Collected data entries
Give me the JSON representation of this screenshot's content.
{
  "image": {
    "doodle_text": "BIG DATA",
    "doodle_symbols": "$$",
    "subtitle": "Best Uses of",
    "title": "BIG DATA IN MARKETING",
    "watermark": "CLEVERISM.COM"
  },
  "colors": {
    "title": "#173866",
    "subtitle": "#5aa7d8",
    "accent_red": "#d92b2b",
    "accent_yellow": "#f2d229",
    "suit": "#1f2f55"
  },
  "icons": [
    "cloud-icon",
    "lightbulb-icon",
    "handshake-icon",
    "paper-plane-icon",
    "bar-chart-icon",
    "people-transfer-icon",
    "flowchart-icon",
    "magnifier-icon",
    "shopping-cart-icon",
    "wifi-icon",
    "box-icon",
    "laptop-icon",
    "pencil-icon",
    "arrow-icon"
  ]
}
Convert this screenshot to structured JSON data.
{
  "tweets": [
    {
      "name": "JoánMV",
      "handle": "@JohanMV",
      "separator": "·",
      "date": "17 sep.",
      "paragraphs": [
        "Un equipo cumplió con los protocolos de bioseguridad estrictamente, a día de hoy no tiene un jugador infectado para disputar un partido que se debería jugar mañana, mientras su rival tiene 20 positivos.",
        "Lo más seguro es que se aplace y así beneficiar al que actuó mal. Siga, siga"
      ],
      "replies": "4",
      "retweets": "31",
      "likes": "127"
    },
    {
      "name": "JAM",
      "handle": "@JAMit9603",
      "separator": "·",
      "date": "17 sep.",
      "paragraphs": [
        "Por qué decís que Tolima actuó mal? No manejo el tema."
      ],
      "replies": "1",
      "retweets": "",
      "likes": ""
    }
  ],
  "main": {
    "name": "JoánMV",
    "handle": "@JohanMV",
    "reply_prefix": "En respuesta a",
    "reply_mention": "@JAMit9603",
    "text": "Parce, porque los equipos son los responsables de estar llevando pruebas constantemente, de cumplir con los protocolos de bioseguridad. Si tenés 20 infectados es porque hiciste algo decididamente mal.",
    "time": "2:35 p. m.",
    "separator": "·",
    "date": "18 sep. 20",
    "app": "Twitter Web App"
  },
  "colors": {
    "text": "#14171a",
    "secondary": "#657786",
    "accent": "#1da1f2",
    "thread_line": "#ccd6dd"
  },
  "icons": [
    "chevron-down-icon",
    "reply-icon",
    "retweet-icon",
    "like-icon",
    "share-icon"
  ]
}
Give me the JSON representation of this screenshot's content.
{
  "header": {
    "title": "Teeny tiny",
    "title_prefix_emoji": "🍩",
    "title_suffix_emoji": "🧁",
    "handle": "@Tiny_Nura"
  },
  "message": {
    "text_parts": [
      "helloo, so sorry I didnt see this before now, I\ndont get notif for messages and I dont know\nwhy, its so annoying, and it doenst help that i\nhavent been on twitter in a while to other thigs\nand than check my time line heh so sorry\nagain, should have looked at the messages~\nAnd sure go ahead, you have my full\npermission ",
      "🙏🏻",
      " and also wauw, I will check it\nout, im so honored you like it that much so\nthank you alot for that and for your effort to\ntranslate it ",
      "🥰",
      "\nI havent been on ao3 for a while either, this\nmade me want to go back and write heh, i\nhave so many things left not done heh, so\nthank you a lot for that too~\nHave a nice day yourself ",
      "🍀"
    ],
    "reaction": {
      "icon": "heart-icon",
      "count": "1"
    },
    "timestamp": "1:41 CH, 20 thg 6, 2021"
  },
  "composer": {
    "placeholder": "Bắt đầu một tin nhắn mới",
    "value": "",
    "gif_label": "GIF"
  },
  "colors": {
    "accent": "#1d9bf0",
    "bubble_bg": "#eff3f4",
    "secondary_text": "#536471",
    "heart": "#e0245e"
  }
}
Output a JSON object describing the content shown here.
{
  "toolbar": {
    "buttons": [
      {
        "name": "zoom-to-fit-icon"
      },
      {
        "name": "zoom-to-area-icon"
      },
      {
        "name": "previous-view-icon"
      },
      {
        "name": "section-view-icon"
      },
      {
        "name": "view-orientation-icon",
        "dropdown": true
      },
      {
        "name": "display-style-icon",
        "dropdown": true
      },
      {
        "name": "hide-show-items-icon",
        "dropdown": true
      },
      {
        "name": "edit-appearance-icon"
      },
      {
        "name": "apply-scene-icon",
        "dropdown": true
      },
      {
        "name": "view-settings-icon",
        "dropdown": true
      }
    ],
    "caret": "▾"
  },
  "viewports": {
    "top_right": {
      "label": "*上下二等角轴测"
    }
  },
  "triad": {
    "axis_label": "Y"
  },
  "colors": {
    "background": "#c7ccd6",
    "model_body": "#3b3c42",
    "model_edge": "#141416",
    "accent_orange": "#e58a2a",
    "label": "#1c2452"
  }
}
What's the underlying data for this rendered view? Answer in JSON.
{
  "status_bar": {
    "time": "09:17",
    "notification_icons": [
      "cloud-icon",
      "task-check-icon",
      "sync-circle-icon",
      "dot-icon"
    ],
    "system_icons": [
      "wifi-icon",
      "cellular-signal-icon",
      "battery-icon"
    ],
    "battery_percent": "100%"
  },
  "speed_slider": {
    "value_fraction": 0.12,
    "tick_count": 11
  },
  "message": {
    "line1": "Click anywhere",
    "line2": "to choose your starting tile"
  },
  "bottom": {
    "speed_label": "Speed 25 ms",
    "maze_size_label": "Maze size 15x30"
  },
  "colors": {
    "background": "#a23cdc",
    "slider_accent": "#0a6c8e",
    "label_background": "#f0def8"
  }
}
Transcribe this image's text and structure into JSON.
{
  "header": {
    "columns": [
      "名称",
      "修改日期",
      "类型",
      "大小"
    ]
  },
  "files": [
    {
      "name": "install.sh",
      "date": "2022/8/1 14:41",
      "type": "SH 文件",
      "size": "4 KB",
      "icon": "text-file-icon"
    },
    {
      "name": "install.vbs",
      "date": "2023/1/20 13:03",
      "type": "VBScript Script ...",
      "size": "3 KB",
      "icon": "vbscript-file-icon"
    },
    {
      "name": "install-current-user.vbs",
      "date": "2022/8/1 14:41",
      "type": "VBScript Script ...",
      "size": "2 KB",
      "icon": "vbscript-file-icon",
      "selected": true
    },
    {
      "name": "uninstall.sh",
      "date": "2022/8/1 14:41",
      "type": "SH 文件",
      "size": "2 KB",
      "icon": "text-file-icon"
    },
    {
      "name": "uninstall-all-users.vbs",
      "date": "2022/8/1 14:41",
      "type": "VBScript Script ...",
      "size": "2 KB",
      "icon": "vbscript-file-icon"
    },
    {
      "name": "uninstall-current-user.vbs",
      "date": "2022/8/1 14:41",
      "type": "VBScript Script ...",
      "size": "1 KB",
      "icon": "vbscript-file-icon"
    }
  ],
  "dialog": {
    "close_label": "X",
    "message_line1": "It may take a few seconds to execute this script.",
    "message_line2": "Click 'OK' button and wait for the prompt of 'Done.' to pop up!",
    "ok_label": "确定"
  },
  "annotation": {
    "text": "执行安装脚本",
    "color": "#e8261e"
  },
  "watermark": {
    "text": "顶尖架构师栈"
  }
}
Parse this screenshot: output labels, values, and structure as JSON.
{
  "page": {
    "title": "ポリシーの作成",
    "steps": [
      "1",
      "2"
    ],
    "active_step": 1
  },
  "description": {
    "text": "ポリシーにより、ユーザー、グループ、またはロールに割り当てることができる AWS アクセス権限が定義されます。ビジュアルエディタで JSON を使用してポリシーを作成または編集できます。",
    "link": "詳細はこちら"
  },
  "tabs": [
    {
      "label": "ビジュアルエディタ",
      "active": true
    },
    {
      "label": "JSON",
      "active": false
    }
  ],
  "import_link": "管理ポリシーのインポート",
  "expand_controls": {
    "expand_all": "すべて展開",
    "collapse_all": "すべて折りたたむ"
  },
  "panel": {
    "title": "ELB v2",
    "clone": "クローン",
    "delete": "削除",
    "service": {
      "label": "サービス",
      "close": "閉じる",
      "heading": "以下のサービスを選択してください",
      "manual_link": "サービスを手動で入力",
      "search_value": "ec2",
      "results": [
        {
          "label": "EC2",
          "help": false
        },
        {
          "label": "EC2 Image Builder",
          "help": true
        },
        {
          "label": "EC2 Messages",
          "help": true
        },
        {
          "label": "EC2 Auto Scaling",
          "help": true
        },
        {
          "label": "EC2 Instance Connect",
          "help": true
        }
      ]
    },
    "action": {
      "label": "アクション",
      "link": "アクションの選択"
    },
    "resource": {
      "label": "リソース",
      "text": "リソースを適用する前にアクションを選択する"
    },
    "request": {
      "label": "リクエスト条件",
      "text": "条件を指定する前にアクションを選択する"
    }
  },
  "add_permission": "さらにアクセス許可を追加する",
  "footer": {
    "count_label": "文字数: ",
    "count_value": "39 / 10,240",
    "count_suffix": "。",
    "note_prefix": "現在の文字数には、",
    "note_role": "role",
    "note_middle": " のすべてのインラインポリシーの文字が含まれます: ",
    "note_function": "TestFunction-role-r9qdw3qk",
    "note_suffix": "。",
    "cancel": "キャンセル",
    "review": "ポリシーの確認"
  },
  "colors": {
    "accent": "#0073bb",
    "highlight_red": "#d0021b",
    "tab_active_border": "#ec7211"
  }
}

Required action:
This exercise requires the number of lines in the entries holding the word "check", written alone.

Task solution:
3